DIRECTIONS FOR THIS TASK: Check each line of the listing below for the string "false", then copy every line that has it.

DATASET EXCERPTS:
____________________

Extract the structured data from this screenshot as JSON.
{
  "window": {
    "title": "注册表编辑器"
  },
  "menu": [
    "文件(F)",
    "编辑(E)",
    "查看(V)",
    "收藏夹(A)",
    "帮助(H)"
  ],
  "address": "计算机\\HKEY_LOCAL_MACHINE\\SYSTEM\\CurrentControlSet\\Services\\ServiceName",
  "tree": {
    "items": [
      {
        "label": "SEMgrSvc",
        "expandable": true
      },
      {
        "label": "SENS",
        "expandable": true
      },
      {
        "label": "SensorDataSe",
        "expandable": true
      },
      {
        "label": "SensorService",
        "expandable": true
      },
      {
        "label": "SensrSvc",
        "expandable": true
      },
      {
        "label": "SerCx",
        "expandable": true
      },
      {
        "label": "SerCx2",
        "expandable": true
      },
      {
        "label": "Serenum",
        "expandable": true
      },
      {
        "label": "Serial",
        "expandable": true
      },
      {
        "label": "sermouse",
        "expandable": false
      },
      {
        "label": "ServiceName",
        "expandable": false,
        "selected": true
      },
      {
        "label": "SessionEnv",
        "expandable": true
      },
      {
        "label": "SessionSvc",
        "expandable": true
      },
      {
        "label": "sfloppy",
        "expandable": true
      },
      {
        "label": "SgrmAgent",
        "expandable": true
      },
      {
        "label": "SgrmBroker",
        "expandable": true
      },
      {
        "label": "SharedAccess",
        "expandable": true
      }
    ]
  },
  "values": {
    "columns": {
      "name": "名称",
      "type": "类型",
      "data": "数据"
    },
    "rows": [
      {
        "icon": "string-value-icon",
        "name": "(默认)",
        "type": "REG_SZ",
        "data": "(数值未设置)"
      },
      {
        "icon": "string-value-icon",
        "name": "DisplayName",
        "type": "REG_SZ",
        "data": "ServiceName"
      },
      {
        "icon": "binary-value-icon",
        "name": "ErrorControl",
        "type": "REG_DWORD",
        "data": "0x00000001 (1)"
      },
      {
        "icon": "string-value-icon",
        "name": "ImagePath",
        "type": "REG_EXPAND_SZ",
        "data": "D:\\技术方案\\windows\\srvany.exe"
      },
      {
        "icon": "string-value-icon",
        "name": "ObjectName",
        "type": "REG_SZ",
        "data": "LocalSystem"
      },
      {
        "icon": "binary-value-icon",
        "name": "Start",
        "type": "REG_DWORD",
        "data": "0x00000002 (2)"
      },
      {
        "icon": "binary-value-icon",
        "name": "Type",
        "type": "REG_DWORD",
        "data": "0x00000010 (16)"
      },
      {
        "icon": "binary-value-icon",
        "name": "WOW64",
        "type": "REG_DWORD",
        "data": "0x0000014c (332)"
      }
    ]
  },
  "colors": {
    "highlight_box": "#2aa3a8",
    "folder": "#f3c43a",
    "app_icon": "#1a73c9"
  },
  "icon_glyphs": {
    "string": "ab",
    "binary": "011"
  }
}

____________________

EXERCISE ANSWER:
        "expandable": false
        "expandable": false,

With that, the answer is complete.